● **WHAT YOU NEED TO DO**: Your reply should reproduce each entry exactly and contain no pictures.

[[ PROVIDED MATERIAL open ]]

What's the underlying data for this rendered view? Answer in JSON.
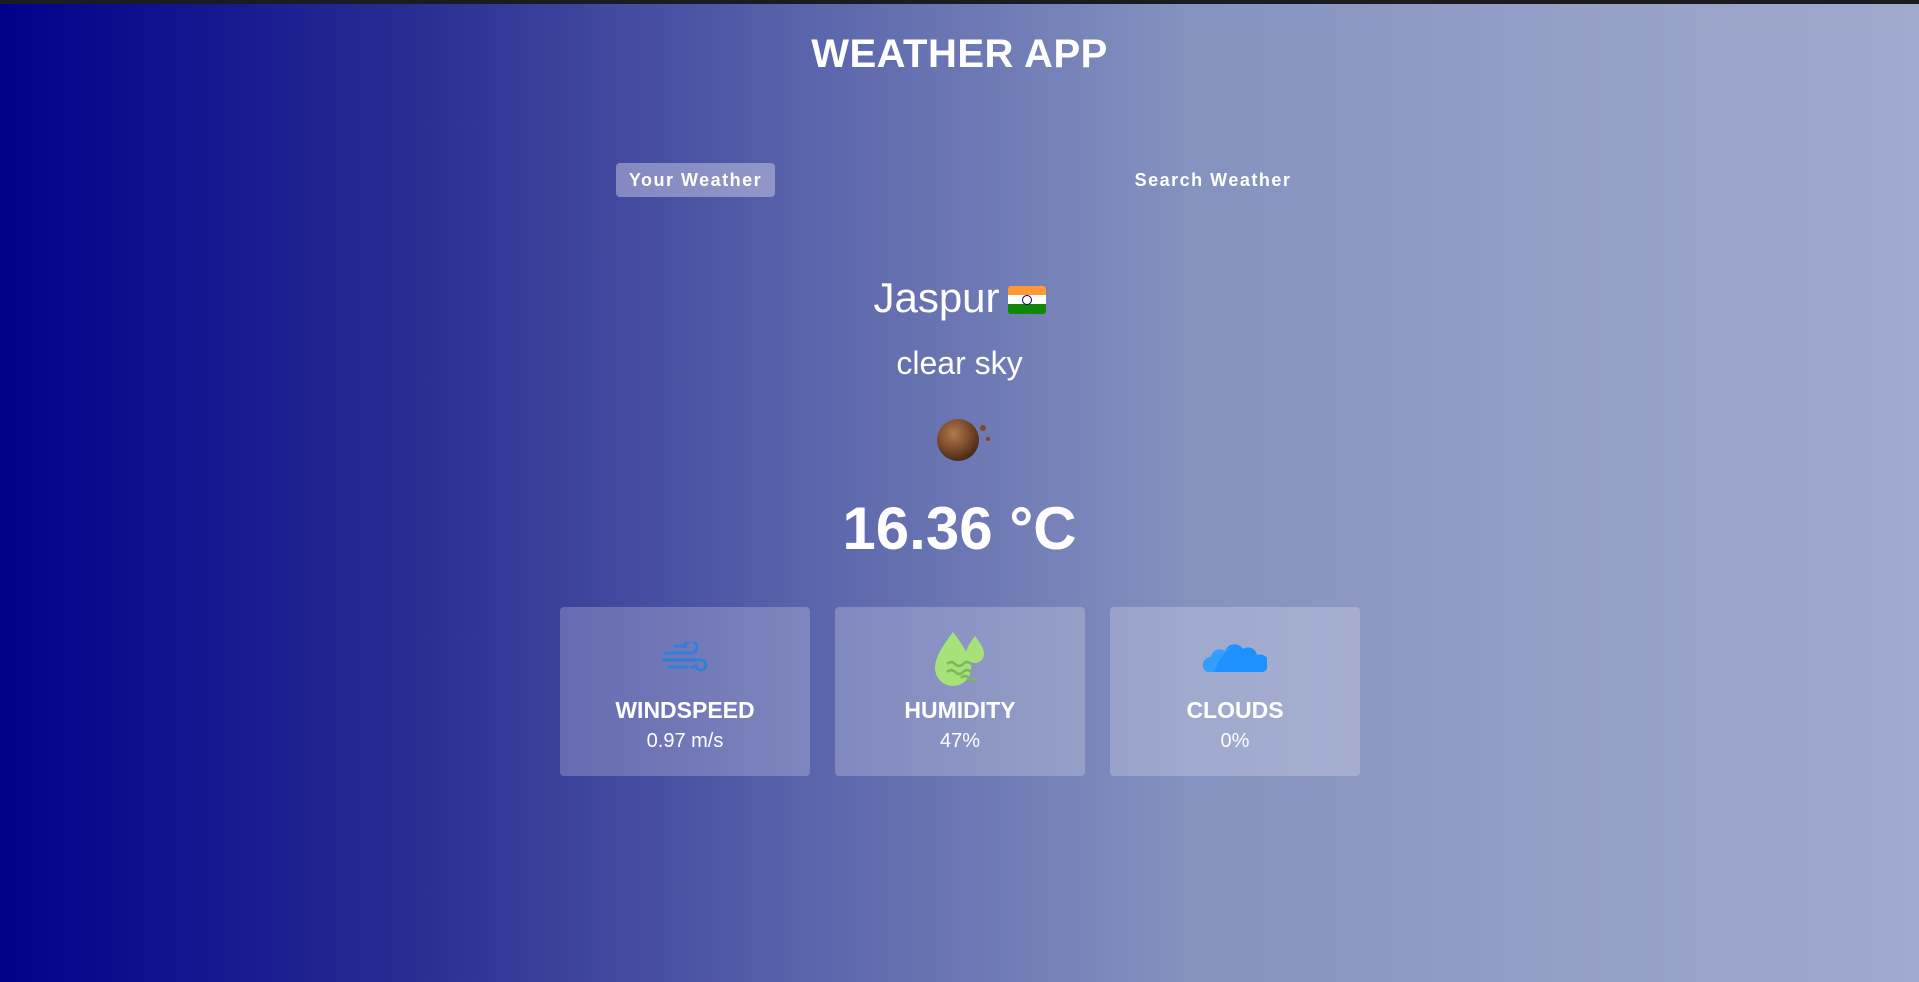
{
  "app": {
    "title": "WEATHER APP"
  },
  "tabs": [
    {
      "label": "Your Weather",
      "active": true
    },
    {
      "label": "Search Weather",
      "active": false
    }
  ],
  "location": {
    "city": "Jaspur",
    "flag": "india-flag-icon"
  },
  "weather": {
    "description": "clear sky",
    "icon": "clear-sky-icon",
    "temperature": "16.36 °C"
  },
  "stats": [
    {
      "label": "WINDSPEED",
      "value": "0.97 m/s",
      "icon": "wind-icon"
    },
    {
      "label": "HUMIDITY",
      "value": "47%",
      "icon": "humidity-icon"
    },
    {
      "label": "CLOUDS",
      "value": "0%",
      "icon": "cloud-icon"
    }
  ],
  "colors": {
    "gradient_start": "#00008b",
    "gradient_end": "#a0aacd",
    "wind_icon": "#2f7ed8",
    "humidity_icon": "#a6e27a",
    "cloud_icon": "#1e90ff"
  }
}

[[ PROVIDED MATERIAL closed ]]

● **EXERCISE ANSWER**:
What's the underlying data for this rendered view? Answer in JSON.
{
  "app": {
    "title": "WEATHER APP"
  },
  "tabs": [
    {
      "label": "Your Weather",
      "active": true
    },
    {
      "label": "Search Weather",
      "active": false
    }
  ],
  "location": {
    "city": "Jaspur",
    "flag": "india-flag-icon"
  },
  "weather": {
    "description": "clear sky",
    "icon": "clear-sky-icon",
    "temperature": "16.36 °C"
  },
  "stats": [
    {
      "label": "WINDSPEED",
      "value": "0.97 m/s",
      "icon": "wind-icon"
    },
    {
      "label": "HUMIDITY",
      "value": "47%",
      "icon": "humidity-icon"
    },
    {
      "label": "CLOUDS",
      "value": "0%",
      "icon": "cloud-icon"
    }
  ],
  "colors": {
    "gradient_start": "#00008b",
    "gradient_end": "#a0aacd",
    "wind_icon": "#2f7ed8",
    "humidity_icon": "#a6e27a",
    "cloud_icon": "#1e90ff"
  }
}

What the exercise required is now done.